[Website and app data records]

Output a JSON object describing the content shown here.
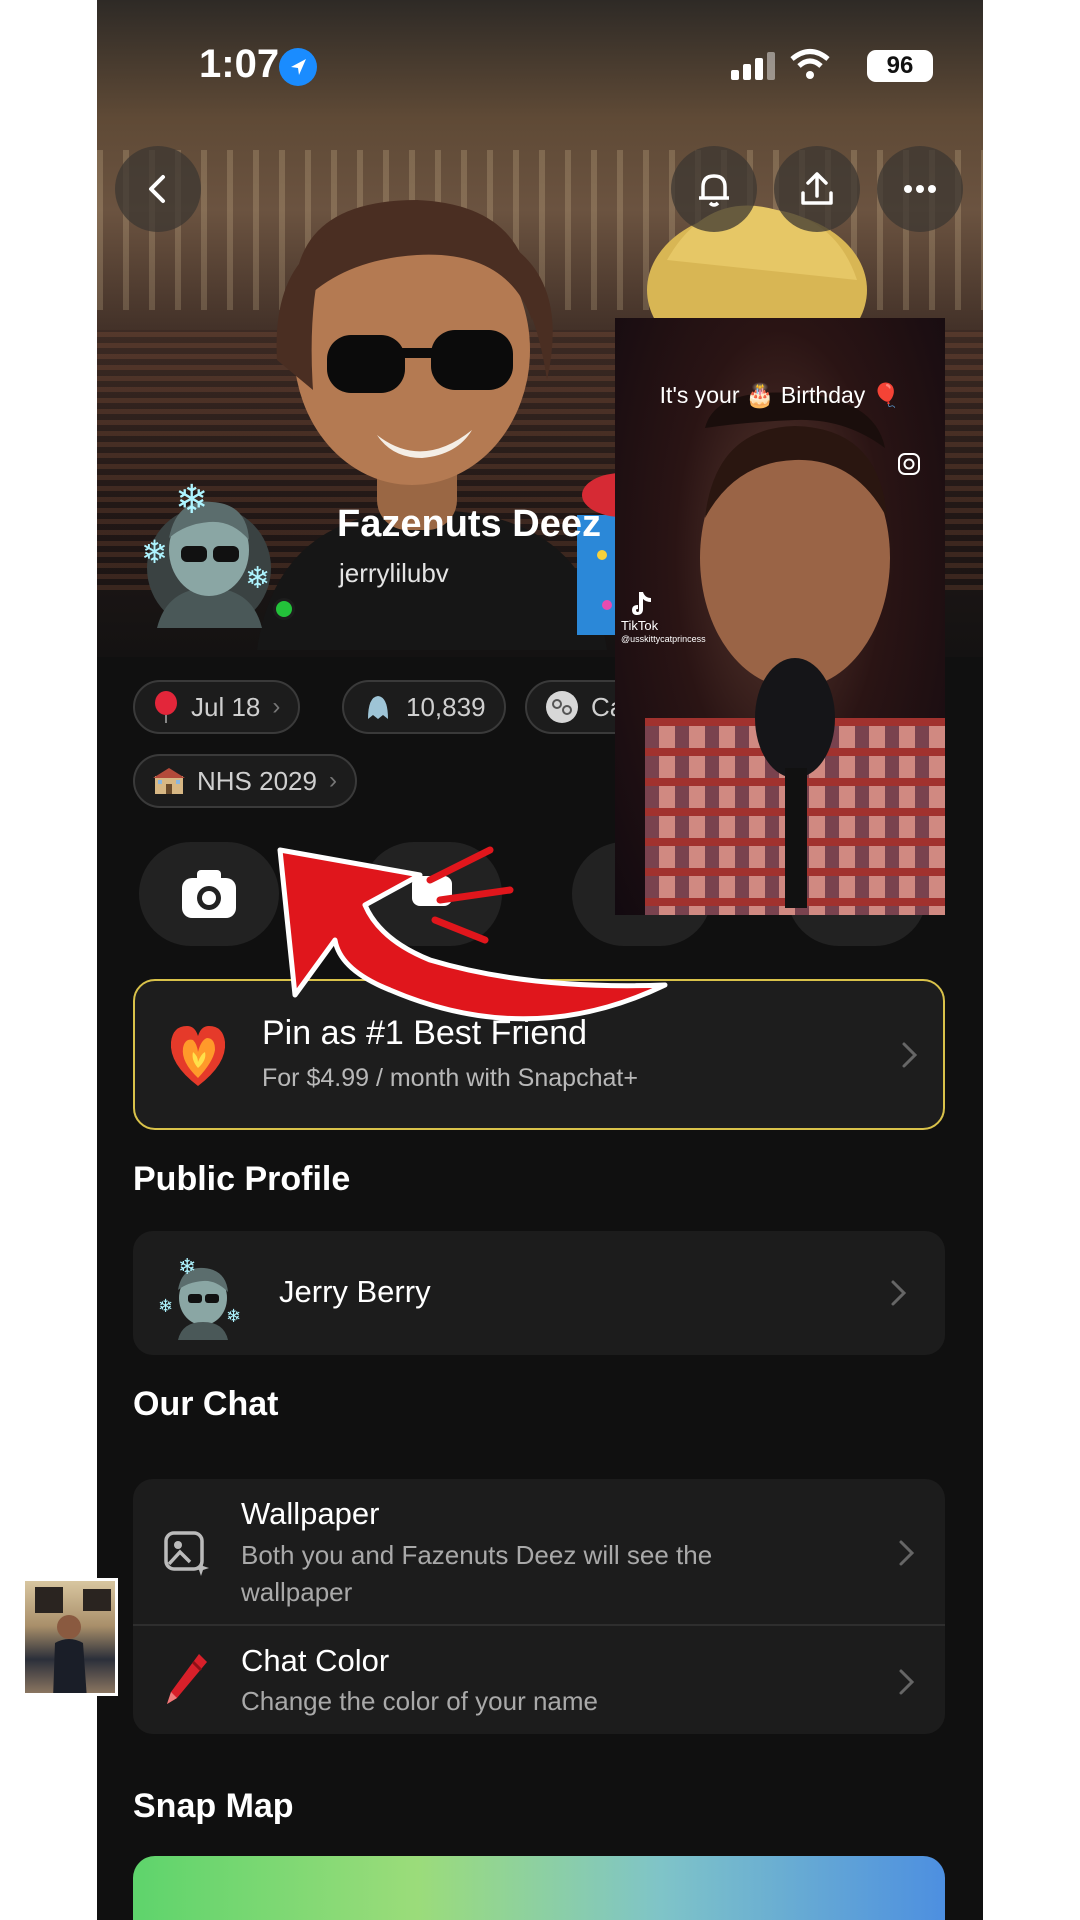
{
  "status_bar": {
    "time": "1:07",
    "battery": "96"
  },
  "profile": {
    "display_name": "Fazenuts Deez",
    "username": "jerrylilubv"
  },
  "chips": {
    "birthday": "Jul 18",
    "score": "10,839",
    "zodiac": "Ca",
    "school": "NHS 2029"
  },
  "snapchat_plus": {
    "title": "Pin as #1 Best Friend",
    "subtitle": "For $4.99 / month with Snapchat+"
  },
  "public_profile": {
    "section_title": "Public Profile",
    "name": "Jerry Berry"
  },
  "our_chat": {
    "section_title": "Our Chat",
    "wallpaper_title": "Wallpaper",
    "wallpaper_sub_line1": "Both you and Fazenuts Deez will see the",
    "wallpaper_sub_line2": "wallpaper",
    "chat_color_title": "Chat Color",
    "chat_color_sub": "Change the color of your name"
  },
  "snap_map": {
    "section_title": "Snap Map"
  },
  "tiktok_overlay": {
    "caption_prefix": "It's your",
    "caption_suffix": "Birthday",
    "brand": "TikTok",
    "handle": "@usskittycatprincess"
  },
  "icons": {
    "back": "chevron-left-icon",
    "notifications": "bell-icon",
    "share": "upload-icon",
    "more": "ellipsis-icon",
    "camera": "camera-icon"
  },
  "colors": {
    "online": "#23c23a",
    "plus_border": "#d9c24a",
    "annotation": "#e0161c"
  }
}
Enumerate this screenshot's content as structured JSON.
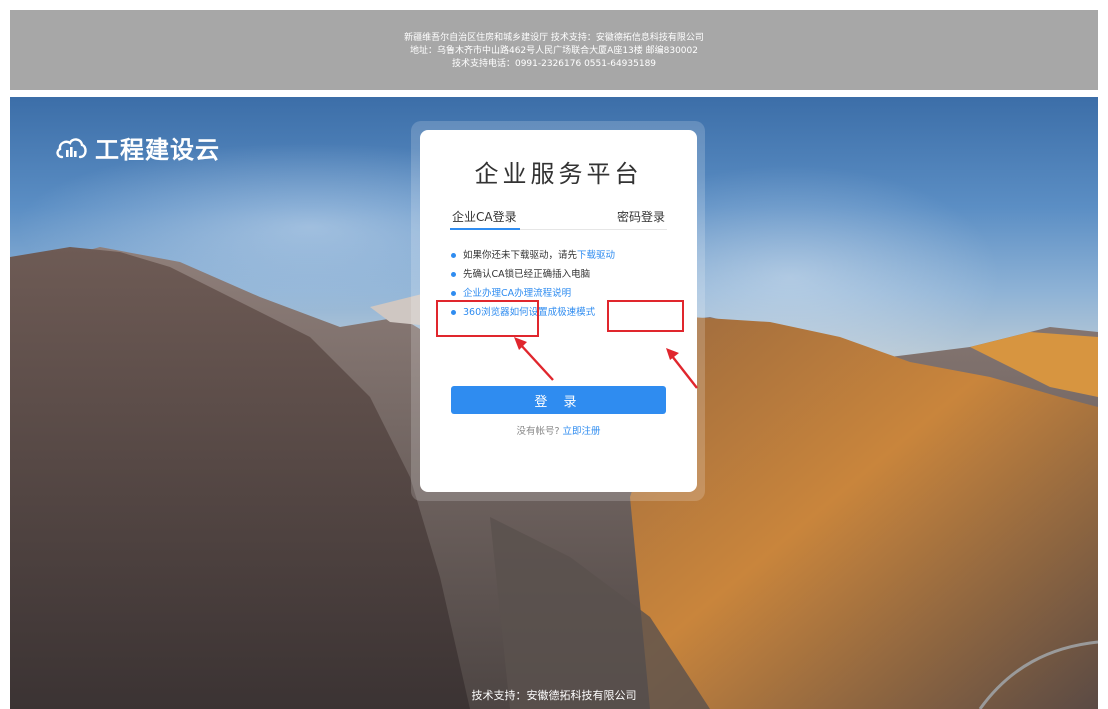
{
  "banner": {
    "line1": "新疆维吾尔自治区住房和城乡建设厅 技术支持：安徽德拓信息科技有限公司",
    "line2": "地址：乌鲁木齐市中山路462号人民广场联合大厦A座13楼 邮编830002",
    "line3": "技术支持电话：0991-2326176 0551-64935189"
  },
  "logo": {
    "icon": "cloud-icon",
    "text": "工程建设云"
  },
  "card": {
    "title": "企业服务平台",
    "tab_ca": "企业CA登录",
    "tab_pwd": "密码登录",
    "tips": [
      {
        "pre": "如果你还未下载驱动，请先",
        "link": "下载驱动"
      },
      {
        "text": "先确认CA锁已经正确插入电脑"
      },
      {
        "text": "企业办理CA办理流程说明"
      },
      {
        "text": "360浏览器如何设置成极速模式"
      }
    ],
    "login_label": "登 录",
    "register_prompt": "没有帐号?",
    "register_link": "立即注册"
  },
  "footer": {
    "text": "技术支持：安徽德拓科技有限公司"
  },
  "colors": {
    "accent": "#2f8cf0",
    "highlight": "#e0262d",
    "banner": "#a7a7a7"
  }
}
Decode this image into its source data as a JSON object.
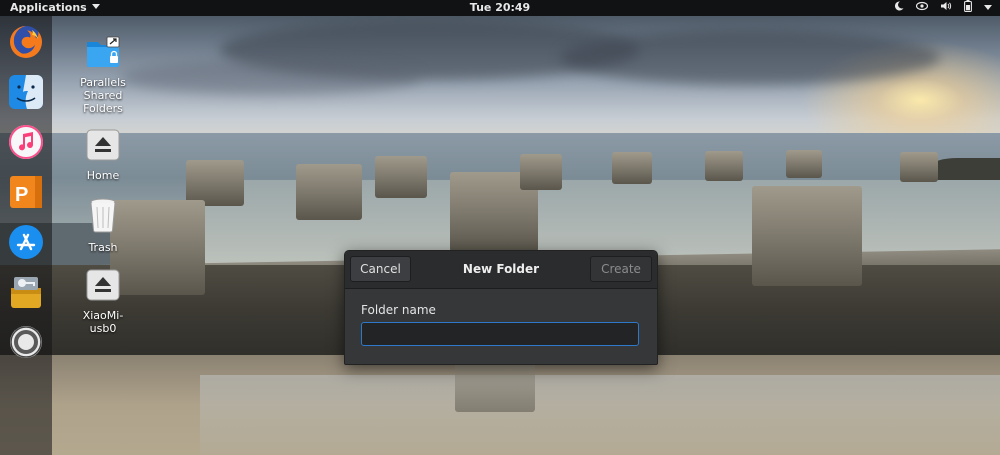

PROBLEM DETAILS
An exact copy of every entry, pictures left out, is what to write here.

SOLUTION FOR THIS EXERCISE
Output a JSON object describing the content shown here.
{
  "status_bar": {
    "time": "1:07",
    "battery": "96"
  },
  "profile": {
    "display_name": "Fazenuts Deez",
    "username": "jerrylilubv"
  },
  "chips": {
    "birthday": "Jul 18",
    "score": "10,839",
    "zodiac": "Ca",
    "school": "NHS 2029"
  },
  "snapchat_plus": {
    "title": "Pin as #1 Best Friend",
    "subtitle": "For $4.99 / month with Snapchat+"
  },
  "public_profile": {
    "section_title": "Public Profile",
    "name": "Jerry Berry"
  },
  "our_chat": {
    "section_title": "Our Chat",
    "wallpaper_title": "Wallpaper",
    "wallpaper_sub_line1": "Both you and Fazenuts Deez will see the",
    "wallpaper_sub_line2": "wallpaper",
    "chat_color_title": "Chat Color",
    "chat_color_sub": "Change the color of your name"
  },
  "snap_map": {
    "section_title": "Snap Map"
  },
  "tiktok_overlay": {
    "caption_prefix": "It's your",
    "caption_suffix": "Birthday",
    "brand": "TikTok",
    "handle": "@usskittycatprincess"
  },
  "icons": {
    "back": "chevron-left-icon",
    "notifications": "bell-icon",
    "share": "upload-icon",
    "more": "ellipsis-icon",
    "camera": "camera-icon"
  },
  "colors": {
    "online": "#23c23a",
    "plus_border": "#d9c24a",
    "annotation": "#e0161c"
  }
}
Enumerate this screenshot's content as structured JSON.
{
  "banner": {
    "line1": "新疆维吾尔自治区住房和城乡建设厅 技术支持：安徽德拓信息科技有限公司",
    "line2": "地址：乌鲁木齐市中山路462号人民广场联合大厦A座13楼 邮编830002",
    "line3": "技术支持电话：0991-2326176 0551-64935189"
  },
  "logo": {
    "icon": "cloud-icon",
    "text": "工程建设云"
  },
  "card": {
    "title": "企业服务平台",
    "tab_ca": "企业CA登录",
    "tab_pwd": "密码登录",
    "tips": [
      {
        "pre": "如果你还未下载驱动，请先",
        "link": "下载驱动"
      },
      {
        "text": "先确认CA锁已经正确插入电脑"
      },
      {
        "text": "企业办理CA办理流程说明"
      },
      {
        "text": "360浏览器如何设置成极速模式"
      }
    ],
    "login_label": "登 录",
    "register_prompt": "没有帐号?",
    "register_link": "立即注册"
  },
  "footer": {
    "text": "技术支持：安徽德拓科技有限公司"
  },
  "colors": {
    "accent": "#2f8cf0",
    "highlight": "#e0262d",
    "banner": "#a7a7a7"
  }
}
Decode this image into its source data as a JSON object.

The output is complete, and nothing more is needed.